Statistics show B.C.’s hotel occupancy rate for the entire province was 66.6 per cent during the first 11 months of 2022. For a three-year stretch beginning in 2017, the province’s average occupancy rate held steady at 70 per cent, before dropping to 40 per cent in 2020 following the onset of the COVID-19 pandemic.
As a whole, B.C. welcomed more than 2.85 million international visitors in the first 10 months of 2022, representing a year-over-year increase of 574.2 per cent. Comparatively, the province recorded almost 6.43 million international arrivals in all 12 months of 2019.
"Visits from B.C. and domestic Canadian markets continue to be solid, with US and international travellers also returning to Whistler, but not at the levels seen prior to the pandemic," Fisher added. "We are tracking longer lengths of stay from the B.C. market, a decrease in visits over peak periods, and an increase in visits during off-peak and midweek periods—aligning with our strategy to achieve more balanced visitor patterns."
Employers 'know what challenges they're going to face'
As those visitors return to B.C., rebuilding the tourism industry’s labour force after it was decimated by the pandemic is proving to be a more difficult endeavour.
B.C. tourism operators face the same struggles recruiting and retaining staff as employers in other industries, brought on by a high volume of retirements compounded by a lack of secure, affordable housing, said Judas. Some employers are coping by limiting operating capacity, while others are “pulling out all the stops to try to recruit people, and also spending a lot of time and effort to ensure that the employees they do have find every reason to stay with a company or a business,” he added.
Meanwhile, organizations like Go2HR, B.C.’s tourism and hospitality human resource and health and safety association, are working with clients to “change the mindset for employers, to plan and be more strategic so that they’re not under the wire and having to scramble at the last minute,” explained Cindy Conti, Go2HR’s human resources consultant for the Vancouver, Sunshine Coast and Sea to Sky regions. Operators “know they need to plan appropriately,” she added. “If there are challenges with transportation or accommodation, or your employee doesn’t have anywhere to live, it’s not a surprise anymore.”

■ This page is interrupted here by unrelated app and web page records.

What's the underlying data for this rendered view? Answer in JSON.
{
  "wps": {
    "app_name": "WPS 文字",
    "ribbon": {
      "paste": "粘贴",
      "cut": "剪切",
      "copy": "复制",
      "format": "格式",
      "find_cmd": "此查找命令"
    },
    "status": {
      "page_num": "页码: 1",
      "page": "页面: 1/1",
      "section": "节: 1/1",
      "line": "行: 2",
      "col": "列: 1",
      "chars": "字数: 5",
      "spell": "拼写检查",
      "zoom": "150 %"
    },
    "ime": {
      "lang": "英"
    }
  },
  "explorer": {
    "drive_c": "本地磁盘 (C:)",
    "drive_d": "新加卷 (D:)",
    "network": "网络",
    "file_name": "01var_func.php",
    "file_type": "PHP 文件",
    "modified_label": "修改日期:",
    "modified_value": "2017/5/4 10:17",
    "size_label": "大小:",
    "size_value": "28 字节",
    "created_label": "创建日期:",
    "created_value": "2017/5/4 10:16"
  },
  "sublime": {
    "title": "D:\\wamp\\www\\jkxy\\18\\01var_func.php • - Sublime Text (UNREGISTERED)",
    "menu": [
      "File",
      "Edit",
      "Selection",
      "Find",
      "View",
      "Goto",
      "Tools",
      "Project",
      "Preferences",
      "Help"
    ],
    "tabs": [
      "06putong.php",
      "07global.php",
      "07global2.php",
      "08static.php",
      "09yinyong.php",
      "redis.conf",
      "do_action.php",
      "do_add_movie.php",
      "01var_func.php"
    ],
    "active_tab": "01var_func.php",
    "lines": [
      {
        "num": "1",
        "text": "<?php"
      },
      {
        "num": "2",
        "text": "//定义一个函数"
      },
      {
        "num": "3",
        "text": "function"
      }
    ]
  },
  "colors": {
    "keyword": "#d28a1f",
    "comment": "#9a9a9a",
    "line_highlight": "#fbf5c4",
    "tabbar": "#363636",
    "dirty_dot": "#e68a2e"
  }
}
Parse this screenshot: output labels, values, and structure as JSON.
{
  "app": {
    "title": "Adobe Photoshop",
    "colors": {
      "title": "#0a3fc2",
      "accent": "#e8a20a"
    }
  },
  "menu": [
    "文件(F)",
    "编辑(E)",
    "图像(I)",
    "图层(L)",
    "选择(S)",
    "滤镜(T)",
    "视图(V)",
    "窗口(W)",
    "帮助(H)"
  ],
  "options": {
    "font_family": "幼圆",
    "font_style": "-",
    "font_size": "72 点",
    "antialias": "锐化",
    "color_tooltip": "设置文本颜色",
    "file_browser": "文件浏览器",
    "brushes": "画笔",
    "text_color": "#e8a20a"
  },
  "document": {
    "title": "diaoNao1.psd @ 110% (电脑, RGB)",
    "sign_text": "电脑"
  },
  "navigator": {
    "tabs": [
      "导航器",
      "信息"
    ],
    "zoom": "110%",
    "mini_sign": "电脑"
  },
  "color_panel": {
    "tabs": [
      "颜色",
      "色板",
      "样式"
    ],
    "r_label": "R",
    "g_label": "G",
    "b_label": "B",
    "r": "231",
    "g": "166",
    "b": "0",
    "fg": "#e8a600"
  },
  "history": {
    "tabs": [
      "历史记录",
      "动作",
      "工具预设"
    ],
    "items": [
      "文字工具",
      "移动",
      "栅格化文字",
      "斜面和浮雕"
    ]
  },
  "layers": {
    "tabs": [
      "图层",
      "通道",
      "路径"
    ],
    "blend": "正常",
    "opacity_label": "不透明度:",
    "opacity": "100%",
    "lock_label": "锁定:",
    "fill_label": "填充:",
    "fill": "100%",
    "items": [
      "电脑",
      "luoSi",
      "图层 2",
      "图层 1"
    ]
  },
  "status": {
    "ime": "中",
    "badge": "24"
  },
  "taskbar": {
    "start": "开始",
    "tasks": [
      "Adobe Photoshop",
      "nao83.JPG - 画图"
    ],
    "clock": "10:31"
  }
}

According to Go2HR’s B.C. Tourism and Hospitality Employment Tracker, employment in the sector reached 335,750 in December 2022, representing a significant jump from the same month in both 2021 and 2020, and a more modest 0.4-per-cent rise from the 334,500 tourism jobs recorded in November 2022. But even with those increases, employment in B.C.’s tourism industry remained below pre-COVID levels, with 16,500 fewer jobs compared to December 2019.
Federal policies are helping, agreed Judas and Conti, like the government’s decision to remove the cap on the number of positions seasonal employers can fill through Canada’s Temporary Foreign Worker (TFW) Program, increasing the number of days TFWs are permitted to work in Canada and ditching the 20-hour-per-week working limit for international students. Still, Judas said more can be done on the immigration front to help bolster the tourism sector.
With in-person events once again the norm, “Generally, my impression is that things have come back,” said Conti.
“Yes, people are still struggling with that the labour force, but ... in terms of bouncing back, they’re busy, but a lot of them are almost more prepared than they were in the past because they know what challenges they’re going to face. I just spoke to an employer [who works with tour guides] who’s already kind of preparing for summer, and has started to chat with some of the schools.”